Sharp is making a big push on induction because we think that that is where the industry is going to go in the future, and we want to be out in front with it. We have two induction products in the marketplace, a 30-inch and a 36-inch width induction cooktop. Induction cooking is very popular and already widely adopted in Europe. It’s really the hot trend right now in Canada, and we think that that’s going to transfer down south into the United States market.
Obviously, gas and electric are the two mainstays today, and they’re not going to disappear anytime soon. Induction combines the best of both gas cooking and electric cooking. It will heat faster than gas, you can boil water upwards of two to four minutes faster than a gas cooktop – according to a Consumer Reports study – and you can get more precise temperature control. If you want to melt chocolate or butter, you can do that with a very fine temperature control versus either electric or gas. And because it’s only the pan that conducts the energy coming from the induction cooktop, the surface actually stays cool so that spills don’t get caked on like they would with an electric cooktop. That makes it very easy to clean.”
PW: “These didn’t just appear. We [Sharp] worked on building these [induction] products for well over a year to bring to the market, but what we heard again and again from every dealer, from the big boxes themselves, and all the top merchants was: “We love induction, it is absolutely the best way to cook, but America doesn’t seem to know about it. What are you going to do, Sharp, to make a market for it?”
So how do we wake up America? What we decided to do is give the dealers an unfair share, and launch into this whole new marketplace with Sharp built-in appliances. And we decided that we would actually give away, free of charge, when you bought either a three-piece or four-piece kitchen package from Sharp, we would give you your choice of a 30-inch, or 36-inch induction cooktop. But these are fairly high end cooktops…both have white LED lighting, and they have Power Boost inside of them. I was just talking to one of the top architects and dealers across America, and they said one of the biggest problems they have with induction is people are concerned that the glass is going to get scratched. Sharp even went to the point to offer SCHOTT glass, which is highly scratch resistant, and has a beautiful finish to it for these induction cooktops.”

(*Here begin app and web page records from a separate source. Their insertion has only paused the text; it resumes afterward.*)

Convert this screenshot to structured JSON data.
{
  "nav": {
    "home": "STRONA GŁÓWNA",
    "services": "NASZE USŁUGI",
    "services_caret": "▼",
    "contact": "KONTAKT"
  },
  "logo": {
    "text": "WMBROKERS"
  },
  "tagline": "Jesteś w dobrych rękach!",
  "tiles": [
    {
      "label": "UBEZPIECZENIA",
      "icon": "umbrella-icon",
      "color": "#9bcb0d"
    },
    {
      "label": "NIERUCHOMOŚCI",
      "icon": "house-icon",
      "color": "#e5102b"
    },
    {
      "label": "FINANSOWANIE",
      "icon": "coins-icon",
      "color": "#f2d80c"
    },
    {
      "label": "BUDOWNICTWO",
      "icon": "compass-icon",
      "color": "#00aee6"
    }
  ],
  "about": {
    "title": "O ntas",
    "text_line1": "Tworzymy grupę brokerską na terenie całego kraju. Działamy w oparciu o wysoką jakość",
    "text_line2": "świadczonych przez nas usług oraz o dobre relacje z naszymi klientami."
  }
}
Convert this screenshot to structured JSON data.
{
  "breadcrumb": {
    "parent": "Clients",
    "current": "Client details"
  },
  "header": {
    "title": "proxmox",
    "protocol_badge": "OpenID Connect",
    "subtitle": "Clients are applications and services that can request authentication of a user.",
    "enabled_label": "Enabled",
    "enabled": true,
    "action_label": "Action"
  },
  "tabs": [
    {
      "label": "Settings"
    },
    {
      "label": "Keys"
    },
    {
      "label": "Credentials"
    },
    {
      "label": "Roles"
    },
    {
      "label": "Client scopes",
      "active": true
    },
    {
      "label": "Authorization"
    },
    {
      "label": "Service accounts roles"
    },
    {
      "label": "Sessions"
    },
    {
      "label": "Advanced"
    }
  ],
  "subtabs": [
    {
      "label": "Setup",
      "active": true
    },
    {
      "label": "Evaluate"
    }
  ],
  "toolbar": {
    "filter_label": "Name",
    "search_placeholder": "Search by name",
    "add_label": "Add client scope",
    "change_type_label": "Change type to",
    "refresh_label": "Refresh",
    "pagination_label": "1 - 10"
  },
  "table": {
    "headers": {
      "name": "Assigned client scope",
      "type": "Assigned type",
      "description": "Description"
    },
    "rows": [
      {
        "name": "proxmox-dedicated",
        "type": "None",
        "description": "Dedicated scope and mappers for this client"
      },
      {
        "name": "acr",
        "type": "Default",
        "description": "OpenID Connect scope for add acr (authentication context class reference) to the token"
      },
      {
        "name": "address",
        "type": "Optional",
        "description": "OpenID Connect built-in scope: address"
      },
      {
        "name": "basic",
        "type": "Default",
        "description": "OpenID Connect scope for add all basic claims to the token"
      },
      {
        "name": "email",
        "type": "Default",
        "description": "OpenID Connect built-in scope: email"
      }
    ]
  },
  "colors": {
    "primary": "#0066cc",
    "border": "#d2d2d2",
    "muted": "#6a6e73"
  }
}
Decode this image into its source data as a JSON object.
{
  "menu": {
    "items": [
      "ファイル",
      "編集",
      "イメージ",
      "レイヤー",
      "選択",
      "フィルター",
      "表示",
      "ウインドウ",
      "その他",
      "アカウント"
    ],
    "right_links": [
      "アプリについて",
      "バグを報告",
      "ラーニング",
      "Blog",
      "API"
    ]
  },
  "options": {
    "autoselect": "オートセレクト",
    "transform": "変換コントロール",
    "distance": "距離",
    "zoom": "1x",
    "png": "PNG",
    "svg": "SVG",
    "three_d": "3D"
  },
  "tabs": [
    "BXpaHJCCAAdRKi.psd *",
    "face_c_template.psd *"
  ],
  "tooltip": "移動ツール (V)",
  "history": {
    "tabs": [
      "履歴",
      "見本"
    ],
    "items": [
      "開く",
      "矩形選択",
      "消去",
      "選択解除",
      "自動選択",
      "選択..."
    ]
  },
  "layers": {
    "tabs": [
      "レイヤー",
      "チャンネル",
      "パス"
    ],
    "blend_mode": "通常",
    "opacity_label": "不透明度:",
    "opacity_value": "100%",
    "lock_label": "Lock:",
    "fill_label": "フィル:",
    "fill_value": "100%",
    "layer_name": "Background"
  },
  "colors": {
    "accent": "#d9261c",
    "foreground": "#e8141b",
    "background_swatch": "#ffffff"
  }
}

TWICE: Induction is an amazing technology, but some models we’ve seen are pretty thick or take up too much room below the countertop. Did Sharp account for this problem?
PW: “This is a really special induction cooktop. It’s about two and a half inches, top to bottom. tall, which means that, unlike many other inductions, you can install a full oven underneath it. You can install a built in countertop microwave oven, and again, we made sure it was engineered this way to give efficiency in the kitchen, more room in the kitchen, more room to move around. So induction is much more than it’s the best way to cook. It’s the best cooking example. It’s 90% efficient, compared to other ways of cooking, and it’s also a mark for us to say we are a mass premium player, and that’s why it was engineered and cosmetically designed with black edge-to-edge European glass, multifunctionality and connectivity. And we lead with induction followed by radiant cooktops, which we also sell, followed by other products coming in the future.”
For more information about Sharp’s appliance lineup, visit https://shop.sharpusa.com/.
See also: Sharp Debuts Innovative Smart Convection Microwave Drawer Oven